For my part, when I enter most intimately into what I call myself, I always stumble on some particular perception or other, of heat or cold, light or shade, love or hatred, pain or pleasure. I never can catch myself at any time without a perception, and never can observe any thing but the perception…. If any one, upon serious and unprejudic’d reflection thinks he has a different notion of himself, I must confess I can reason no longer with him. All I can allow him is, that he may be in the right as well as I, and that we are essentially different in this particular. He may, perhaps, perceive something simple and continu’d, which he calls himself; tho’ I am certain there is no such principle in me.
Nevertheless, Magee is pretty sure he’s got a self and he’s very afraid that his self might no longer exist when he’s dead.
As for myself (not “my self”), I’m pretty well convinced that you and I are biological organisms, alive enough and sufficiently complex enough to be conscious, but that when our lives end, our consciousness ends too. People who have thought about it a lot haven’t been able to agree on what makes us the specific people we are, what makes me myself and you yourself. It’s not as simple as having a certain set of parents or memories or DNA. It’s what philosophers call the problem of “personal identity”, of being a “self”. I don’t think the problem has a solution that fits every circumstance. Most of the time it’s clear who a person is, but there are difficult cases. A person’s identity (is that Bryan Magee?) can be hard to establish. If you disagree, the article on personal identity in the Stanford Encyclopedia of Philosophy is 9,000 words long. It begins:
Personal identity deals with philosophical questions that arise about ourselves by virtue of our being people (or, as lawyers and philosophers like to say, persons). This contrasts with questions about ourselves that arise by virtue of our being living things, conscious beings, material objects, or the like.
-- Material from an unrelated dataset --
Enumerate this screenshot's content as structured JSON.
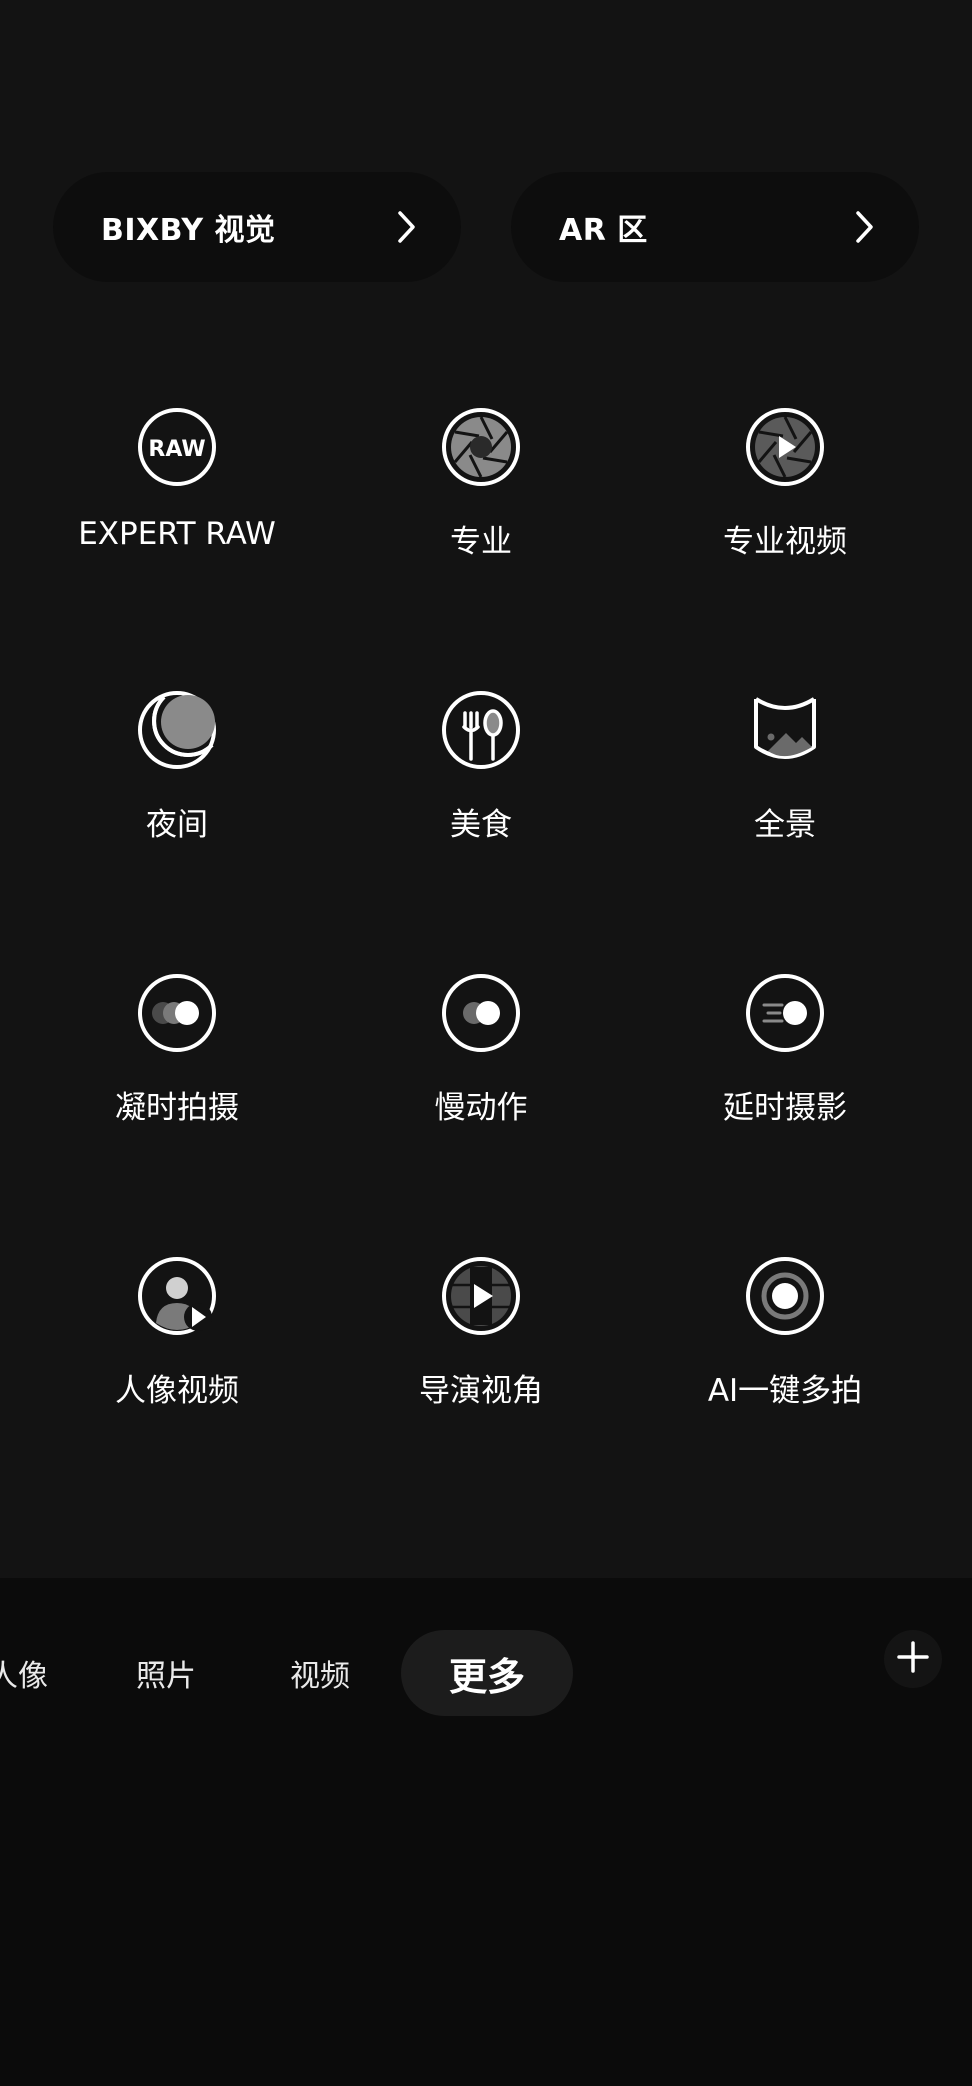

Many of these questions occur to nearly all of us now and again: What am I? When did I begin? What will happen to me when I die? Others are more abstruse. They have been discussed since the origins of Western philosophy, and most major figures have had something to say about them. (There is also a rich literature on the topic in Eastern philosophy….)
The topic is sometimes discussed under the protean term self. ‘Self’ is sometimes synonymous with ‘person’, but often means something different: a sort of unchanging, immaterial subject of consciousness, for instance…. The term is often used without any clear meaning and shall be avoided here.
I’m not sure what Magee meant by his “self”, even after reading his whole book. Whatever it was, the thought of it disappearing bothered him a lot. Unlike Magee, what scares me is that we might still be conscious after we die. I’m with Epicurus on that: “the fear of death [which is different from how we die] arises from the belief that, in death, there is awareness”. I hope he’s right when he says “when death is, we are not”. When I’m done here, I want to be done.